App and web page records

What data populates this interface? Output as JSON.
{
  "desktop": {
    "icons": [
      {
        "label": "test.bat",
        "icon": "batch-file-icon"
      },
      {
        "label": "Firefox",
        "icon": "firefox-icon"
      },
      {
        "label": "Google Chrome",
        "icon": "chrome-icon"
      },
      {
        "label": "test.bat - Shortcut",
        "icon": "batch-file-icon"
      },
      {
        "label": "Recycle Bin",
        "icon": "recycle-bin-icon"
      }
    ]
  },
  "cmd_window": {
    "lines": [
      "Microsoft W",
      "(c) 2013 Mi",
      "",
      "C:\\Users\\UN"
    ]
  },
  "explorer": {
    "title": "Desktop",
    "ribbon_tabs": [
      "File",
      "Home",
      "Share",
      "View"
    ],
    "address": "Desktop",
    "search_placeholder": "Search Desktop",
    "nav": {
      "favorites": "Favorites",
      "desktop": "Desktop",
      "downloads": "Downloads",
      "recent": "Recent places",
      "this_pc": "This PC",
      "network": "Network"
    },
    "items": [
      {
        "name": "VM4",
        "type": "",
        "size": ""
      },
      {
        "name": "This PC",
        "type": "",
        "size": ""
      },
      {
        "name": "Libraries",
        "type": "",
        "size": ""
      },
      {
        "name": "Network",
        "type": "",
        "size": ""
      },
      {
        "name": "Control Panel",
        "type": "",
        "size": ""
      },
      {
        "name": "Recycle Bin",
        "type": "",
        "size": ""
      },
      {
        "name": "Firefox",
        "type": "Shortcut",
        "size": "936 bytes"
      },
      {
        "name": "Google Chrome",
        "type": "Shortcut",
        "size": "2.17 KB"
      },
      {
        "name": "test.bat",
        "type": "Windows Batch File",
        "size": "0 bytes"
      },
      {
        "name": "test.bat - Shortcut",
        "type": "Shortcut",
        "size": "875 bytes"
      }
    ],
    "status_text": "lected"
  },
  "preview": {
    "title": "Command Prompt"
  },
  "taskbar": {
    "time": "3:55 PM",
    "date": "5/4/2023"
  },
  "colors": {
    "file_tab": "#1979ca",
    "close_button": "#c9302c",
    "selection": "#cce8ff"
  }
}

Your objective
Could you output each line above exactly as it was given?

Response for this exercise
What data populates this interface? Output as JSON.
{
  "desktop": {
    "icons": [
      {
        "label": "test.bat",
        "icon": "batch-file-icon"
      },
      {
        "label": "Firefox",
        "icon": "firefox-icon"
      },
      {
        "label": "Google Chrome",
        "icon": "chrome-icon"
      },
      {
        "label": "test.bat - Shortcut",
        "icon": "batch-file-icon"
      },
      {
        "label": "Recycle Bin",
        "icon": "recycle-bin-icon"
      }
    ]
  },
  "cmd_window": {
    "lines": [
      "Microsoft W",
      "(c) 2013 Mi",
      "",
      "C:\\Users\\UN"
    ]
  },
  "explorer": {
    "title": "Desktop",
    "ribbon_tabs": [
      "File",
      "Home",
      "Share",
      "View"
    ],
    "address": "Desktop",
    "search_placeholder": "Search Desktop",
    "nav": {
      "favorites": "Favorites",
      "desktop": "Desktop",
      "downloads": "Downloads",
      "recent": "Recent places",
      "this_pc": "This PC",
      "network": "Network"
    },
    "items": [
      {
        "name": "VM4",
        "type": "",
        "size": ""
      },
      {
        "name": "This PC",
        "type": "",
        "size": ""
      },
      {
        "name": "Libraries",
        "type": "",
        "size": ""
      },
      {
        "name": "Network",
        "type": "",
        "size": ""
      },
      {
        "name": "Control Panel",
        "type": "",
        "size": ""
      },
      {
        "name": "Recycle Bin",
        "type": "",
        "size": ""
      },
      {
        "name": "Firefox",
        "type": "Shortcut",
        "size": "936 bytes"
      },
      {
        "name": "Google Chrome",
        "type": "Shortcut",
        "size": "2.17 KB"
      },
      {
        "name": "test.bat",
        "type": "Windows Batch File",
        "size": "0 bytes"
      },
      {
        "name": "test.bat - Shortcut",
        "type": "Shortcut",
        "size": "875 bytes"
      }
    ],
    "status_text": "lected"
  },
  "preview": {
    "title": "Command Prompt"
  },
  "taskbar": {
    "time": "3:55 PM",
    "date": "5/4/2023"
  },
  "colors": {
    "file_tab": "#1979ca",
    "close_button": "#c9302c",
    "selection": "#cce8ff"
  }
}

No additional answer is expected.